How do we promote full inclusion in our educational and vocational systems?

Common sense might suggest that simply encouraging more participation in certain subject areas or certain industries will fix the problem.
But does it?

Maybe not, according to UCLA faculty member Miriam Posner, who teaches in the digital humanities department.

She lays forth an interesting argument that highlights a deeper division within the computer programming industry-the rift between designers, “front end” and engineers, “back end.” Apparently, the “back end” workers have more prestige, earn higher salaries, and tend to be males-often considered the “geniuses” of the industry.

In a “Hidden Figures” style revelation, apparently women were among the earliest computer programmers, but were pushed out by market forces which propelled men to the forefront. I am curious to read Nathan Ensmenger’s, The Computer Boys Take Over,¬†which more fully lays out this argument.

Educators and parents interested in a thought provoking opinion piece should definitely check out Miriam Posner’s essay.

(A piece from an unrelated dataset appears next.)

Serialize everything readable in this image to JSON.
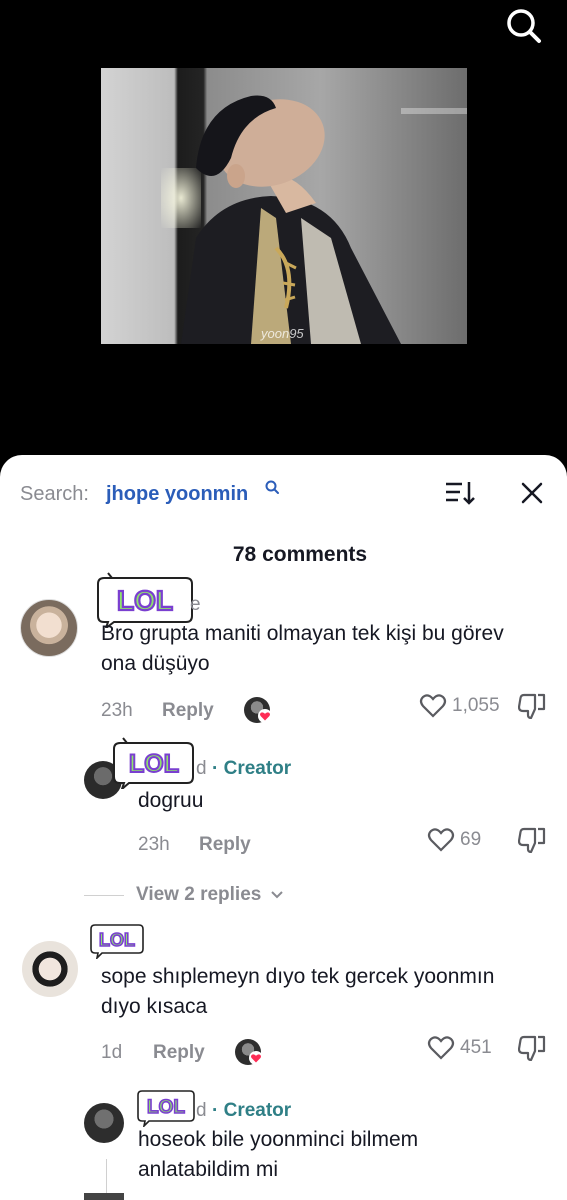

I only wish there was a simple solution.

For more on computer historian Nathan Ensmenger, check out his website

Questions for Discussion

1.”Technology has a gender problem, as everyone knows,” according to Miriam Posner-discuss this with your students-have they noticed it, what examples can they cite for this, what exceptions are there to this statement? Is it an effective lead or “grabber?”

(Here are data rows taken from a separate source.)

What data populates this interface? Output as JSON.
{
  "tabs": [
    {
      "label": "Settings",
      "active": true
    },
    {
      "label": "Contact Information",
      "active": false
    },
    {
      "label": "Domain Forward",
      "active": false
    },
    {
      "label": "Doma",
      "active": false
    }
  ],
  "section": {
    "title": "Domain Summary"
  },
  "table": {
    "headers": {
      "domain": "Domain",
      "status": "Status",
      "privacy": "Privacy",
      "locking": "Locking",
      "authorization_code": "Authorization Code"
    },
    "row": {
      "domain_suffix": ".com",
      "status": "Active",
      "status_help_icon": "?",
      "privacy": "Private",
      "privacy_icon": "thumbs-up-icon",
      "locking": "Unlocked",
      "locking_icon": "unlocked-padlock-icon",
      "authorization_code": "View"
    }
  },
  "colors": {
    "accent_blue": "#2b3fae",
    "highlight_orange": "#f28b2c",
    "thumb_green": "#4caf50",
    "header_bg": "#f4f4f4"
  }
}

2. What does she mean, “But in practice, when more women enter a role, its value seems to go down more.” What evidence would you look for if you wanted data to support or refute this statement?

3. What change does Coraline Ada Ehmke describe occurring in the industry?

4. What does Nathan Ensmenger highlight as ways to protect the status of an industry?

5. What does Marle Hicks identify as the real problem in the industry?

6. Miriam Posner’s essay does not end with any solutions to the problems highlighted in the essay, what solutions can your students brainstorm that would help improve the role and status of women in the “tech” sector?


Creativity in Art and Science from UCLA

Every day in the classroom, it feels like the challenge to inspire and motivate our students to think critically and creatively is just getting harder.

Using the “little gray cells” as Hercule Poirot does is more difficult than ever with the numerous distractions confronting our students.

I was pleased to come across this charming video shared by Reggie Kumar from UCLA.

It features scientific researchers talking about the mysterious source of inspiration being akin to how an artist might create. Not simply starting from a preconceived notion, but using imagination and visualization to understand a problem or process. I also really loved how the researchers spoke of the essential need to have solid fundamental skills to make great art and science. So often, we see students have the tendency to jump right to the “cool” stuff without having a firm grasp of the foundational knowledge or skills.

With compelling graphics and a great “chill” soundtrack, this video might provoke a few good conversations. It’ll at least provide a bit of inspiration for you to get back in there tomorrow and do the good work of inspiring the generation of “dreamers, makers, learners and doers!”

Water Changes